Element data from apps and pages:
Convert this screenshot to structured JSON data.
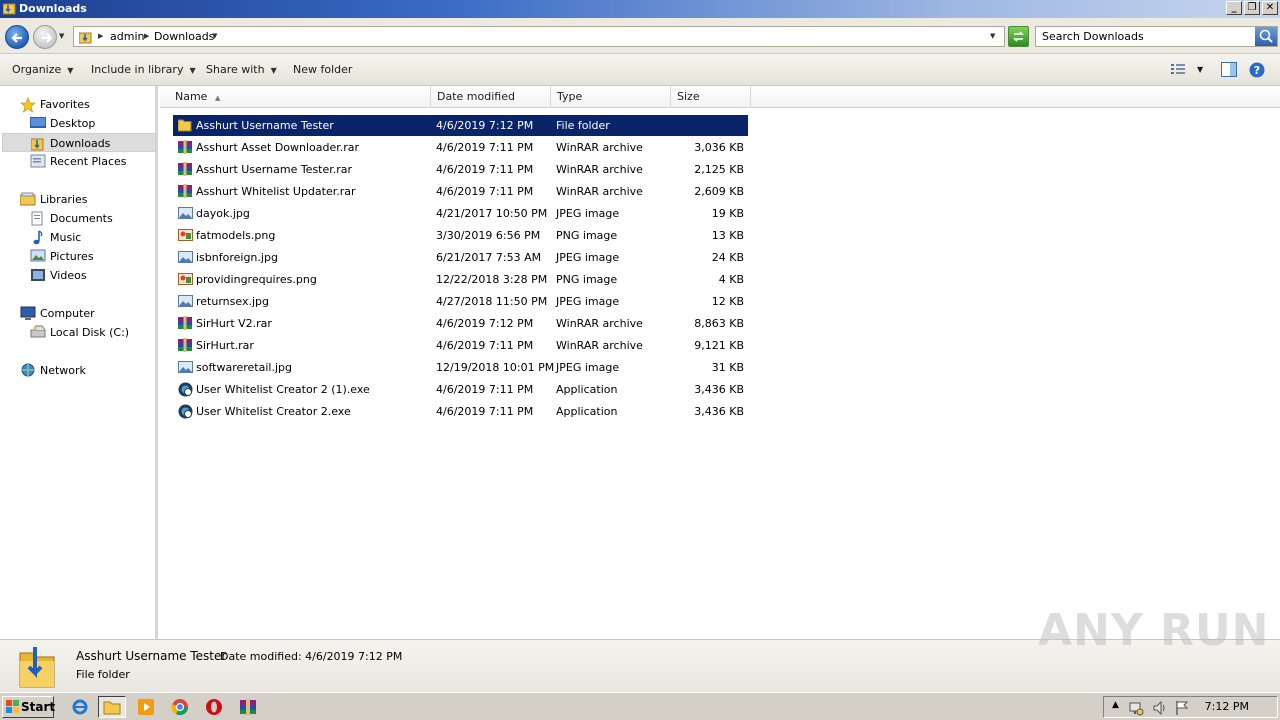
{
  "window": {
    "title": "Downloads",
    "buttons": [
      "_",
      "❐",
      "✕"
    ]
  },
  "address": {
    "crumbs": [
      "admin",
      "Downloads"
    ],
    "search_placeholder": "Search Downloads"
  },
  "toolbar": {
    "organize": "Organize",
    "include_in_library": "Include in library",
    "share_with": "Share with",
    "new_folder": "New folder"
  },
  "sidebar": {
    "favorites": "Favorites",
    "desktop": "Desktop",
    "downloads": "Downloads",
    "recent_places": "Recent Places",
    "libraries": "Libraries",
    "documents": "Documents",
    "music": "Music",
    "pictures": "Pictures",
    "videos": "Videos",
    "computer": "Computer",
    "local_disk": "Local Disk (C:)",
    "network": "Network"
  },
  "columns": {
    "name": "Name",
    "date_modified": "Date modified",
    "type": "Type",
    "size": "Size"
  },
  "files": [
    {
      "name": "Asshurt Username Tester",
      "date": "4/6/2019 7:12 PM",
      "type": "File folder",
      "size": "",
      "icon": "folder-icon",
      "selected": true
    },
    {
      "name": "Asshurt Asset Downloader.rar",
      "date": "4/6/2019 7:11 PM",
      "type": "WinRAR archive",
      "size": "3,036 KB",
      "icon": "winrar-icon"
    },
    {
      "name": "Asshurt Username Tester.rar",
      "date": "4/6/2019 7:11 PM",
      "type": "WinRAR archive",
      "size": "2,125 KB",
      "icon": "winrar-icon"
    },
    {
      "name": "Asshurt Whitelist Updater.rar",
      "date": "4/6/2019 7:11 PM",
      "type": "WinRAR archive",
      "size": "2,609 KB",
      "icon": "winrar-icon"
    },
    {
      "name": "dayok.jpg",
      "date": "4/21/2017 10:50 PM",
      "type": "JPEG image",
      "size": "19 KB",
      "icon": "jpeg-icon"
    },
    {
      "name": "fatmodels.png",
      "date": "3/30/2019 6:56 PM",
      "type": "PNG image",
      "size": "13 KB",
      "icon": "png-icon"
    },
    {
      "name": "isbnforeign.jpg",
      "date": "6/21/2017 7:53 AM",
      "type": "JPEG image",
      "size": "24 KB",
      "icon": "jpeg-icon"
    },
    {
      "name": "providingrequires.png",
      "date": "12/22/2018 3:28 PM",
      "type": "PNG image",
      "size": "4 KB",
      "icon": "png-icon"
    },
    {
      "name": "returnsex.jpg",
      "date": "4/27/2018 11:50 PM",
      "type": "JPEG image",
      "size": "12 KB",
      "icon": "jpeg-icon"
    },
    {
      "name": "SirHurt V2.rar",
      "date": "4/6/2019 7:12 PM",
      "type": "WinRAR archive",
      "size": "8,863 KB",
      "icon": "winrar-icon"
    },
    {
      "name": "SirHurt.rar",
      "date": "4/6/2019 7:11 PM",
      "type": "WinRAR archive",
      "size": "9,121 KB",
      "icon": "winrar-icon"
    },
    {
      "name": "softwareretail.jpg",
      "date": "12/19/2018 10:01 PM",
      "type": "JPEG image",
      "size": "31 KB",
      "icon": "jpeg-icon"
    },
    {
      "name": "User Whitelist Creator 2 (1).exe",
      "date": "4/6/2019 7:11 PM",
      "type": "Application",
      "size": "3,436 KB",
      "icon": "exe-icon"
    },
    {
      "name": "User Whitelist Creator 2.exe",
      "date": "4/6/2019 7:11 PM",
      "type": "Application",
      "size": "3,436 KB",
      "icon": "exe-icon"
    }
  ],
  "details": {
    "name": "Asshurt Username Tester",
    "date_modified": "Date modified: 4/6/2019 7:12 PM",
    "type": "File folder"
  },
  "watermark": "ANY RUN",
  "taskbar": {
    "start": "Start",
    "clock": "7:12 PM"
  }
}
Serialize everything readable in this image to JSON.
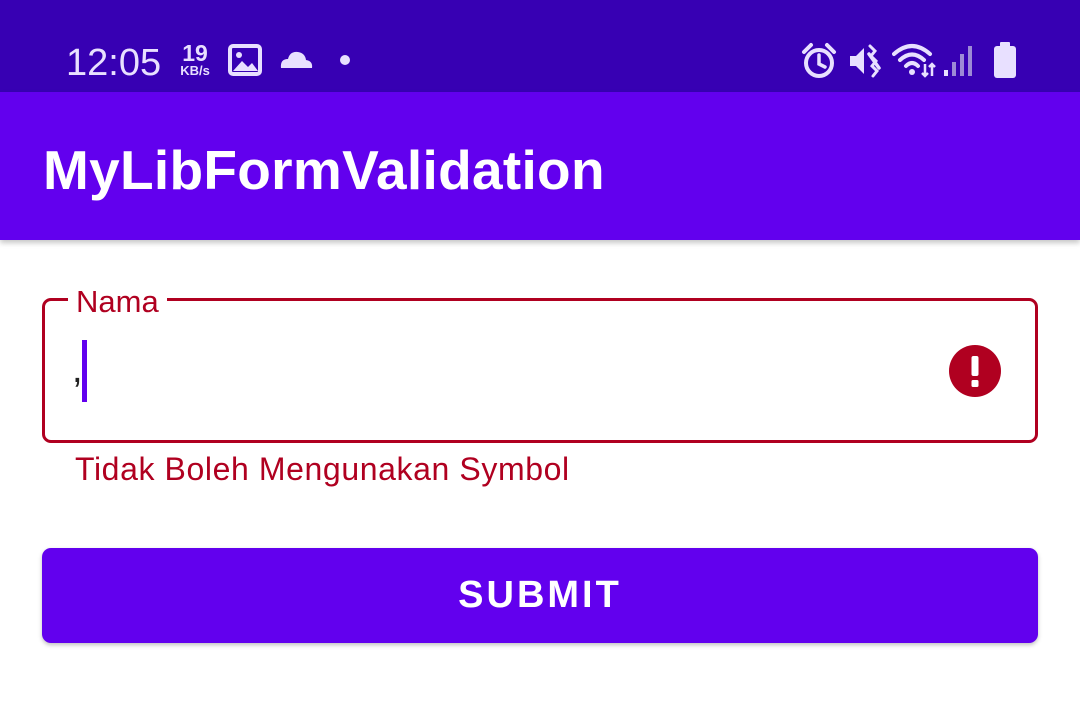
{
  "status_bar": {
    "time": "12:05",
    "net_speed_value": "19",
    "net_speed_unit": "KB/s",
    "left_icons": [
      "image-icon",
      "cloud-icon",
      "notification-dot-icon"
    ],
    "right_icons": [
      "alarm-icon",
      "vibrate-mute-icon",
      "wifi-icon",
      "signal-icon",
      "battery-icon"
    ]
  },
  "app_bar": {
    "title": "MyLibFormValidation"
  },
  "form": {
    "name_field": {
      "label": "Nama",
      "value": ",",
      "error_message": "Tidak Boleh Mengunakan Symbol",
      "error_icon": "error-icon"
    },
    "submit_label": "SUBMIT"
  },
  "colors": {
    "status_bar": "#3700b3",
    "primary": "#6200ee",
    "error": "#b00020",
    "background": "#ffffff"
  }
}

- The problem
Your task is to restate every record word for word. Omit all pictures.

- Expected output
Convert this screenshot to structured JSON data.
{
  "window": {
    "title": "Downloads",
    "buttons": [
      "_",
      "❐",
      "✕"
    ]
  },
  "address": {
    "crumbs": [
      "admin",
      "Downloads"
    ],
    "search_placeholder": "Search Downloads"
  },
  "toolbar": {
    "organize": "Organize",
    "include_in_library": "Include in library",
    "share_with": "Share with",
    "new_folder": "New folder"
  },
  "sidebar": {
    "favorites": "Favorites",
    "desktop": "Desktop",
    "downloads": "Downloads",
    "recent_places": "Recent Places",
    "libraries": "Libraries",
    "documents": "Documents",
    "music": "Music",
    "pictures": "Pictures",
    "videos": "Videos",
    "computer": "Computer",
    "local_disk": "Local Disk (C:)",
    "network": "Network"
  },
  "columns": {
    "name": "Name",
    "date_modified": "Date modified",
    "type": "Type",
    "size": "Size"
  },
  "files": [
    {
      "name": "Asshurt Username Tester",
      "date": "4/6/2019 7:12 PM",
      "type": "File folder",
      "size": "",
      "icon": "folder-icon",
      "selected": true
    },
    {
      "name": "Asshurt Asset Downloader.rar",
      "date": "4/6/2019 7:11 PM",
      "type": "WinRAR archive",
      "size": "3,036 KB",
      "icon": "winrar-icon"
    },
    {
      "name": "Asshurt Username Tester.rar",
      "date": "4/6/2019 7:11 PM",
      "type": "WinRAR archive",
      "size": "2,125 KB",
      "icon": "winrar-icon"
    },
    {
      "name": "Asshurt Whitelist Updater.rar",
      "date": "4/6/2019 7:11 PM",
      "type": "WinRAR archive",
      "size": "2,609 KB",
      "icon": "winrar-icon"
    },
    {
      "name": "dayok.jpg",
      "date": "4/21/2017 10:50 PM",
      "type": "JPEG image",
      "size": "19 KB",
      "icon": "jpeg-icon"
    },
    {
      "name": "fatmodels.png",
      "date": "3/30/2019 6:56 PM",
      "type": "PNG image",
      "size": "13 KB",
      "icon": "png-icon"
    },
    {
      "name": "isbnforeign.jpg",
      "date": "6/21/2017 7:53 AM",
      "type": "JPEG image",
      "size": "24 KB",
      "icon": "jpeg-icon"
    },
    {
      "name": "providingrequires.png",
      "date": "12/22/2018 3:28 PM",
      "type": "PNG image",
      "size": "4 KB",
      "icon": "png-icon"
    },
    {
      "name": "returnsex.jpg",
      "date": "4/27/2018 11:50 PM",
      "type": "JPEG image",
      "size": "12 KB",
      "icon": "jpeg-icon"
    },
    {
      "name": "SirHurt V2.rar",
      "date": "4/6/2019 7:12 PM",
      "type": "WinRAR archive",
      "size": "8,863 KB",
      "icon": "winrar-icon"
    },
    {
      "name": "SirHurt.rar",
      "date": "4/6/2019 7:11 PM",
      "type": "WinRAR archive",
      "size": "9,121 KB",
      "icon": "winrar-icon"
    },
    {
      "name": "softwareretail.jpg",
      "date": "12/19/2018 10:01 PM",
      "type": "JPEG image",
      "size": "31 KB",
      "icon": "jpeg-icon"
    },
    {
      "name": "User Whitelist Creator 2 (1).exe",
      "date": "4/6/2019 7:11 PM",
      "type": "Application",
      "size": "3,436 KB",
      "icon": "exe-icon"
    },
    {
      "name": "User Whitelist Creator 2.exe",
      "date": "4/6/2019 7:11 PM",
      "type": "Application",
      "size": "3,436 KB",
      "icon": "exe-icon"
    }
  ],
  "details": {
    "name": "Asshurt Username Tester",
    "date_modified": "Date modified: 4/6/2019 7:12 PM",
    "type": "File folder"
  },
  "watermark": "ANY RUN",
  "taskbar": {
    "start": "Start",
    "clock": "7:12 PM"
  }
}
Serialize everything readable in this image to JSON.
{
  "status_bar": {
    "time": "12:05",
    "net_speed_value": "19",
    "net_speed_unit": "KB/s",
    "left_icons": [
      "image-icon",
      "cloud-icon",
      "notification-dot-icon"
    ],
    "right_icons": [
      "alarm-icon",
      "vibrate-mute-icon",
      "wifi-icon",
      "signal-icon",
      "battery-icon"
    ]
  },
  "app_bar": {
    "title": "MyLibFormValidation"
  },
  "form": {
    "name_field": {
      "label": "Nama",
      "value": ",",
      "error_message": "Tidak Boleh Mengunakan Symbol",
      "error_icon": "error-icon"
    },
    "submit_label": "SUBMIT"
  },
  "colors": {
    "status_bar": "#3700b3",
    "primary": "#6200ee",
    "error": "#b00020",
    "background": "#ffffff"
  }
}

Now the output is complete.